    I have been an artist my whole life (mostly graphite pencil), and started taking private portrait commissions as a teenager. So like you, I have grown up with criticism, and as long as it's constructive criticism, I listen to every single word and apply it. I appreciate when people praise my work, it makes me feel good, and we all need that from time to time. But I also get frustrated if no one is pointing out where I need work. My goal is for every single piece of art I do to be better than the last, because to me, it can always be better. We can always learn, grow and improve.

    As an author, one of my critique partners is seriously tough business, and I love him for it. He doesn't pull punches, but he will also point out when I've hit something he's been trying to get me to understand. As much as you need to know where you need to improve, you also need that little boost to tell you where you have.

    I agree completely, that if our weaknesses are never pointed out, how will they ever become strengths? That said, however, it's easier to swallow with a little dollop of sugar. ;-) Yes, please tell me the things that don't work, but also point out what does.

    1. I totally agree that praise has its value as well.
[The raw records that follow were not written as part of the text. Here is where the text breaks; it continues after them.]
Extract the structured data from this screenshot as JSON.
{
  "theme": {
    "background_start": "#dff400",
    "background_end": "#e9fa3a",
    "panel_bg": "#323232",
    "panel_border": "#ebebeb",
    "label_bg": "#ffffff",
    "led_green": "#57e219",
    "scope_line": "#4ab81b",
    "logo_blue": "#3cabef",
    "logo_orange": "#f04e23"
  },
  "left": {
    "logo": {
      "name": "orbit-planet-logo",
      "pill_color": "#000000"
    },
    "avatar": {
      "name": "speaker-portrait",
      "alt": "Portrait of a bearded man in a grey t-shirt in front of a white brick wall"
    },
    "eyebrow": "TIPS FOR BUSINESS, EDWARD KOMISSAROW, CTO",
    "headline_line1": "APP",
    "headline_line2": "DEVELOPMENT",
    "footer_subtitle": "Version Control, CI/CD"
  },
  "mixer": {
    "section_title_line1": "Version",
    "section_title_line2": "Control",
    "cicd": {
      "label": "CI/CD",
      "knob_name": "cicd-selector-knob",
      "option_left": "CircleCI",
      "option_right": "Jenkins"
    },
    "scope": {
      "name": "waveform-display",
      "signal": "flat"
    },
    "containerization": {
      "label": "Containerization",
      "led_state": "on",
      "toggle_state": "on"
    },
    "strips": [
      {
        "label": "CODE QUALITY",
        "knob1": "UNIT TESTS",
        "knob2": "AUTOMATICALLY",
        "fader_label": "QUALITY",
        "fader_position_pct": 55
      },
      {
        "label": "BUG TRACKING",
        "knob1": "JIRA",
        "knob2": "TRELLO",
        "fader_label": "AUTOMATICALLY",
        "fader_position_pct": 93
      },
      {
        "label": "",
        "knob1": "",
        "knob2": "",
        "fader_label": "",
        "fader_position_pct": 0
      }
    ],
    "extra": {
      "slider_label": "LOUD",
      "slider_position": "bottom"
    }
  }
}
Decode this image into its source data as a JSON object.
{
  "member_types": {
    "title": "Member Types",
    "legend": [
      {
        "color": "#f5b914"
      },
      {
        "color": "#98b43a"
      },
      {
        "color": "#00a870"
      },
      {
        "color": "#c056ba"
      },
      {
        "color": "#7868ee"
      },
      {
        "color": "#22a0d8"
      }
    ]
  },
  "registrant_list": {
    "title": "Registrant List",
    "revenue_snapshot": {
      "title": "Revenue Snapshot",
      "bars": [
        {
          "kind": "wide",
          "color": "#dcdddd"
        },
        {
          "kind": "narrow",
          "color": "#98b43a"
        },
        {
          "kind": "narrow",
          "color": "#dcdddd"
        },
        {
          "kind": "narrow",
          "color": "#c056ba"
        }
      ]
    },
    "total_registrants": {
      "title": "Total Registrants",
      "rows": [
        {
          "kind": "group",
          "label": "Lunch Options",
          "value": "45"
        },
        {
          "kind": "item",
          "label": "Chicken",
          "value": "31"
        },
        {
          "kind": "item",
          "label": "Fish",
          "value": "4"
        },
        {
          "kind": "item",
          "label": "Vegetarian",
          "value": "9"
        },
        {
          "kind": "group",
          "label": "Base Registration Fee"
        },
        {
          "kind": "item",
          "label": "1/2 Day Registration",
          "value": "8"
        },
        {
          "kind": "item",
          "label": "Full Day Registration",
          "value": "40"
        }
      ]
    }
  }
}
Also because if you know that you've got the hang of something it can free you up to work on something that you still struggle with.

  3. Great post! This reminds me of the discussions about how today's kids are being raised. How every kid on a team gets a trophy whether they win or not. How they receive constant praise so their self esteem won't be damaged. Don't get me wrong. Everyone needs positive comments (when they are deserved). No one wants to be criticized all the time, either, but like you said, it is necessary or you will never strive to be better at what you do. I think I would rather have someone give me an honest opinion, even if it might hurt a little bit at the time.

    1. And criticisms can be accompanied by positive comments. I think alot of people forget that you can say "It's great that you're trying so hard but..."

  4. Laddie, this is serious, deep stuff. I wish people (me included) reacted to criticism more positively. Great post.

    1. Thanks, Edina. Reacting positively to criticism isn't an easy thing. Sometimes I stil have a spilt second of being pissy when I get criticized but then I just say to myself "oh, get over yourself".

      I had to learn too that not everyone is going to phrase things in a way that's all sunshine and rainbows. I like those people because they've taught me to separate myself as a person from the work that I create.

      I respect that and I respect artists and authors who can do that. I love people who can handle criticism as much as they can be critical.